The first filly she left behind for the farm was Maradadi, a winning daughter of The Marshal who later foaled talented French jumper Carvinos.
It is only in recent years, however, that this family has thrived, much of it stemming from Dilly-Dally’s great-granddaughter Miller’s Lily, a 1988-foaled daughter of the Mill Reef stallion Miller’s Mate.
“It has been achieved without the help of expensive or fashionable stallions”
A dual winner at Clairefontaine and Lisieux in the Lepeudry colours, Miller’s Lily’s chief contribution at stud has been as the dam of Liliside.
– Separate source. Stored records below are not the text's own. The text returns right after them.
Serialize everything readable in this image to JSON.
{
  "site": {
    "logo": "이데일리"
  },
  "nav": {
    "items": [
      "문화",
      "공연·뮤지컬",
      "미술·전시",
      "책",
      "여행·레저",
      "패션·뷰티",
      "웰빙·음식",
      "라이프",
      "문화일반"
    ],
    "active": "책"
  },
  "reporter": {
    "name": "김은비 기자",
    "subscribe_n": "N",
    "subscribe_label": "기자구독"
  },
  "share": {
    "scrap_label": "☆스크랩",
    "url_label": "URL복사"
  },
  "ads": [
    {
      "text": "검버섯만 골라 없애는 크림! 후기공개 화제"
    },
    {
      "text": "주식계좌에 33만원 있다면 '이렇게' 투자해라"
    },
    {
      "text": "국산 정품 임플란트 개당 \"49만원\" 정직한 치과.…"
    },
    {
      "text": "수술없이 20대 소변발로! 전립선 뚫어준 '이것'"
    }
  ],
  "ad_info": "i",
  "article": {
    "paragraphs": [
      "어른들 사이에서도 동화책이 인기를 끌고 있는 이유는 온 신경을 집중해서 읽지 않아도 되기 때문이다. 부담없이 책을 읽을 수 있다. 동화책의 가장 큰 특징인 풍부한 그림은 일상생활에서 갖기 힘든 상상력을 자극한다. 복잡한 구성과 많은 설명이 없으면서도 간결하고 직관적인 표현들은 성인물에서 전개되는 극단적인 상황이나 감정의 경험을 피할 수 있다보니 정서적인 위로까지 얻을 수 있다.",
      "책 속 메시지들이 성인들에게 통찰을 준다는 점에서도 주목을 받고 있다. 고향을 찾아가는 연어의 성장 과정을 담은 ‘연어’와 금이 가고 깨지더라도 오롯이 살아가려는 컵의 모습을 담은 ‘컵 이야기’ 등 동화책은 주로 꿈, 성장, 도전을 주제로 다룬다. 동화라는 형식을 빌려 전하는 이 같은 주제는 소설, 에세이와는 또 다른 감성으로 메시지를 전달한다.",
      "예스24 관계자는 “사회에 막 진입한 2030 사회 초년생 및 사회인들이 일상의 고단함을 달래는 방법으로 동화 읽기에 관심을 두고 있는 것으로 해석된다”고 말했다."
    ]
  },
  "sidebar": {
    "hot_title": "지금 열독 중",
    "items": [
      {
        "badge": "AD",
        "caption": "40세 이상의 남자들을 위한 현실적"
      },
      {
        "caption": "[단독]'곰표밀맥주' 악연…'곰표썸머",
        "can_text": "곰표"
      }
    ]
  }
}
However, another talented daughter of American Post, Lily America, also emulated Liliside by taking the 2012 Prix la Camargo while the Group 3-placed filly The Wise Lady, by Ganges, has done her bit as the dam of Italian Group 3 winner Ming Zhi Cosmos, Listed winner Melodyman and Cloghran, herself dam of Harry Dunlop’s Criterium de Saint-Cloud winner Robin Of Navan.
Nor does the family web end there since another daughter of Miller’s Lily, jumps winner Golden Lily, is the dam of last year’s Prix Marcel Boussac heroine Lily’s Candle; like Liliside and Lily America, that filly is now in the hands of Katsumi Yoshida.
What is remarkable about Tourgeville’s cultivation of this family is that much of it has been achieved without the help of expensive or fashionable stallions. Liliside was bred when her sire American Post, one of the last scions of the Sea Bird sire line, stood for just €7,000.
Robin Of Navan, who is new to Haras de la Barbottiere this season, is also among the best Flat performers sired by the inexpensive Muhtathir, while Lily’s Candle remains the sole Group 1 winner sired by the disappointing Style Vendome.
As for Lys Gracieux, she is inbred 4x5x4 to Lyphard and the best of five winners out of Liliside alongside minor scorers by Zenno Rob Roy, Daiwa Major and Orfevre. The mare also has a yearling colt by Heart’s Cry to come.
Sunday’s Arima Kinen, which hit an astounding 46,889,714,600yen (£330 million) in JRA Tote handle, was Lys Gracieux’s swansong, and should be remembered as a fine representation of a mare at the peak of her powers.
Now she retires sound as the winner of six of 20 starts over the course of a career that epitomised the toughness and progression often associated with Heart’s Cry and indeed the Sunday Silence line as a whole.